_Excerpts from an interface dataset_
-- -- --

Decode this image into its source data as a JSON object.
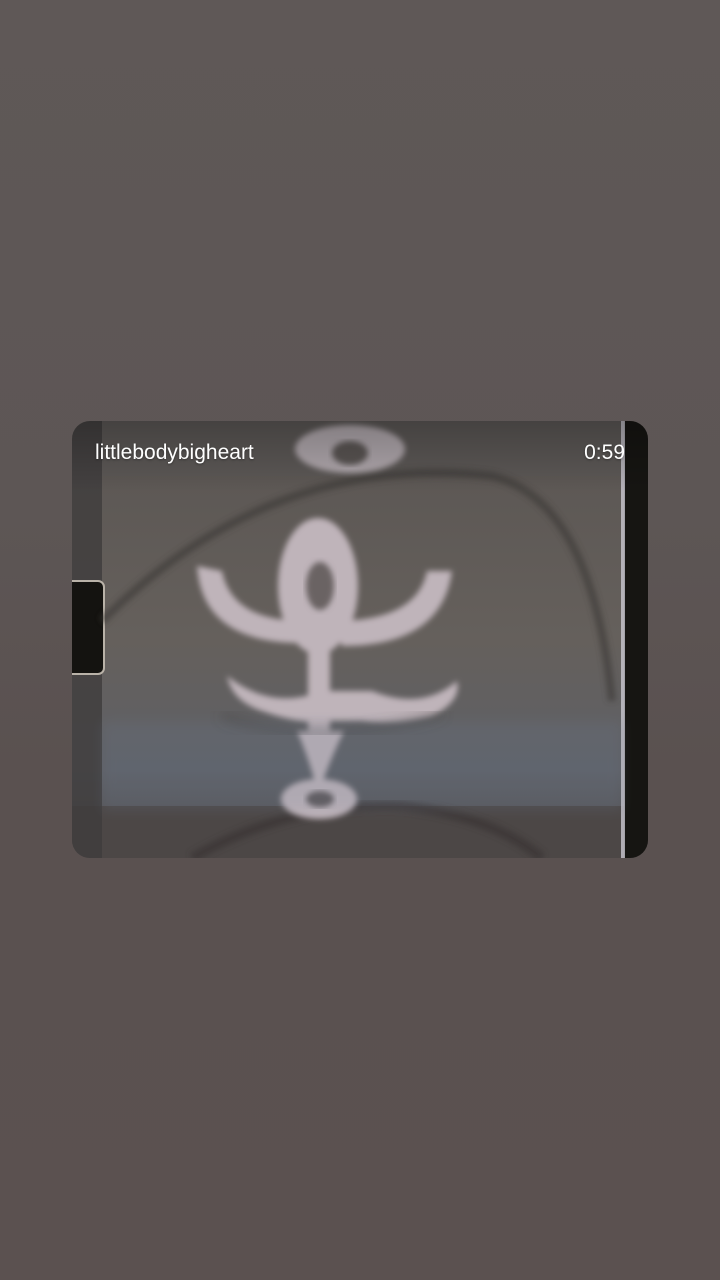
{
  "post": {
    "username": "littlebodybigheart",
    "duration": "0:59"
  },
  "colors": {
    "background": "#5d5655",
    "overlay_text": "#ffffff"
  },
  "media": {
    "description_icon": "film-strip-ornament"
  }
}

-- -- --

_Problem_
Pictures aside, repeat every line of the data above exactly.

_Task response_
Decode this image into its source data as a JSON object.
{
  "post": {
    "username": "littlebodybigheart",
    "duration": "0:59"
  },
  "colors": {
    "background": "#5d5655",
    "overlay_text": "#ffffff"
  },
  "media": {
    "description_icon": "film-strip-ornament"
  }
}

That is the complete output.